The Holme Timber Circle Working Group, which comprises representatives from groups such as Holme Parish Council, West Norfolk Council and the Norfolk Wildlife Trust, has already welcomed the idea.
And when the plans were explained at a public meeting in Holme on July 31, it was recognised that this offered a way to display the timbers in West Norfolk even if it was not the ideal solution of a purpose-built display in the village, Dr Hanley said.
He pointed out that Lynn Museum was a showcase for the whole borough and Holme Henge was important to the interpretation of the area's archaeology.
Although only half the circle would be displayed in the museum, a suitable storage space would be found for the other timbers where people could access them, he said.
Dr Hanley said all the timbers would soon be going to a conservation laboratory to undergo "a very delicate and slow" freeze-drying process, so that they would not need to be displayed behind glass at Lynn Museum.
"The timbers will be capable of going on open display so that people can get close up to them," he said.
The central stump could take up to five years to conserve, so a replica may be needed for the display until it is ready.
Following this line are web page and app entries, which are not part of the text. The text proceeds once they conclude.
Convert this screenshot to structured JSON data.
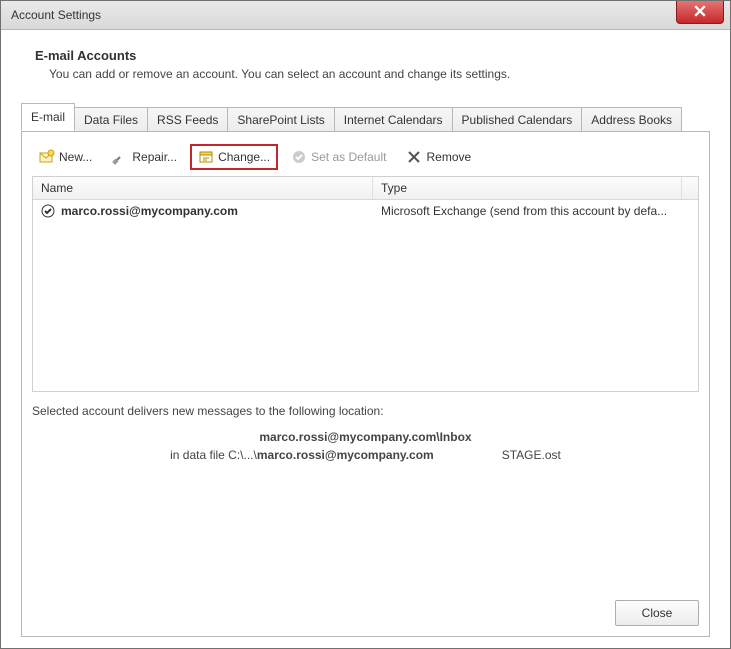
{
  "window": {
    "title": "Account Settings"
  },
  "header": {
    "title": "E-mail Accounts",
    "description": "You can add or remove an account. You can select an account and change its settings."
  },
  "tabs": {
    "items": [
      {
        "label": "E-mail"
      },
      {
        "label": "Data Files"
      },
      {
        "label": "RSS Feeds"
      },
      {
        "label": "SharePoint Lists"
      },
      {
        "label": "Internet Calendars"
      },
      {
        "label": "Published Calendars"
      },
      {
        "label": "Address Books"
      }
    ]
  },
  "toolbar": {
    "new_label": "New...",
    "repair_label": "Repair...",
    "change_label": "Change...",
    "set_default_label": "Set as Default",
    "remove_label": "Remove"
  },
  "list": {
    "columns": {
      "name": "Name",
      "type": "Type"
    },
    "rows": [
      {
        "name": "marco.rossi@mycompany.com",
        "type": "Microsoft Exchange (send from this account by defa..."
      }
    ]
  },
  "deliver": {
    "intro": "Selected account delivers new messages to the following location:",
    "account_folder": "marco.rossi@mycompany.com",
    "folder_suffix": "\\Inbox",
    "datafile_prefix": "in data file C:\\...\\",
    "datafile_name": "marco.rossi@mycompany.com",
    "ost_suffix": "STAGE.ost"
  },
  "footer": {
    "close_label": "Close"
  }
}
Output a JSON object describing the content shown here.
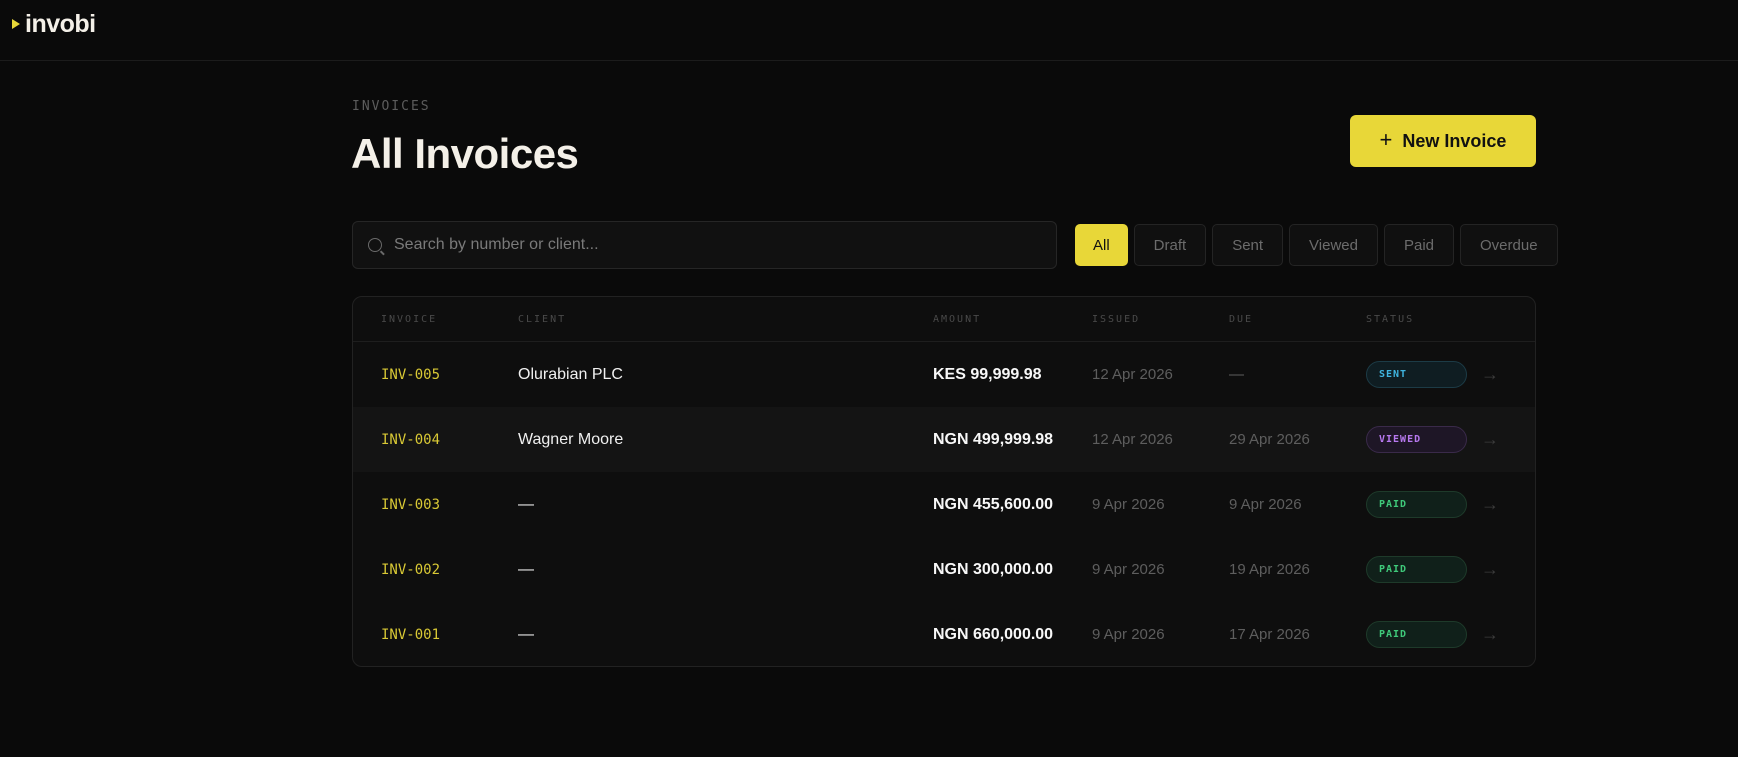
{
  "app": {
    "logo_text": "invobi"
  },
  "header": {
    "eyebrow": "INVOICES",
    "title": "All Invoices",
    "new_button_label": "New Invoice",
    "new_button_icon": "+"
  },
  "search": {
    "placeholder": "Search by number or client...",
    "value": ""
  },
  "filters": [
    {
      "label": "All",
      "active": true
    },
    {
      "label": "Draft",
      "active": false
    },
    {
      "label": "Sent",
      "active": false
    },
    {
      "label": "Viewed",
      "active": false
    },
    {
      "label": "Paid",
      "active": false
    },
    {
      "label": "Overdue",
      "active": false
    }
  ],
  "table": {
    "columns": [
      "INVOICE",
      "CLIENT",
      "AMOUNT",
      "ISSUED",
      "DUE",
      "STATUS"
    ],
    "rows": [
      {
        "invoice": "INV-005",
        "client": "Olurabian PLC",
        "amount": "KES 99,999.98",
        "issued": "12 Apr 2026",
        "due": "—",
        "status": "SENT",
        "arrow": "→"
      },
      {
        "invoice": "INV-004",
        "client": "Wagner Moore",
        "amount": "NGN 499,999.98",
        "issued": "12 Apr 2026",
        "due": "29 Apr 2026",
        "status": "VIEWED",
        "arrow": "→"
      },
      {
        "invoice": "INV-003",
        "client": "—",
        "amount": "NGN 455,600.00",
        "issued": "9 Apr 2026",
        "due": "9 Apr 2026",
        "status": "PAID",
        "arrow": "→"
      },
      {
        "invoice": "INV-002",
        "client": "—",
        "amount": "NGN 300,000.00",
        "issued": "9 Apr 2026",
        "due": "19 Apr 2026",
        "status": "PAID",
        "arrow": "→"
      },
      {
        "invoice": "INV-001",
        "client": "—",
        "amount": "NGN 660,000.00",
        "issued": "9 Apr 2026",
        "due": "17 Apr 2026",
        "status": "PAID",
        "arrow": "→"
      }
    ]
  },
  "colors": {
    "accent": "#e8d738",
    "background": "#0a0a0a",
    "status_sent": "#3fb5e0",
    "status_viewed": "#b879f0",
    "status_paid": "#3fc97a"
  },
  "icons": {
    "logo": "play-triangle-icon",
    "search": "search-icon",
    "add": "plus-icon",
    "row_open": "arrow-right-icon"
  }
}
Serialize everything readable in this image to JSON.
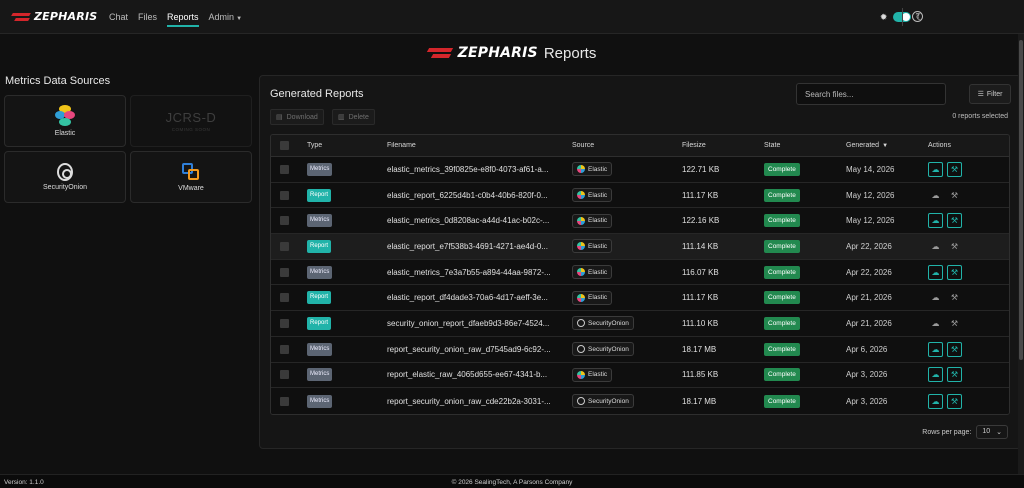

Lynn Museum hopes for decisions from the Heritage Lottery Fund and county council by April next year, so that work on the project can start next September and be ready to open to the public in September, 2005.
Posted by Rhiannon
7th October 2003ce
Edited 19th November 2003ce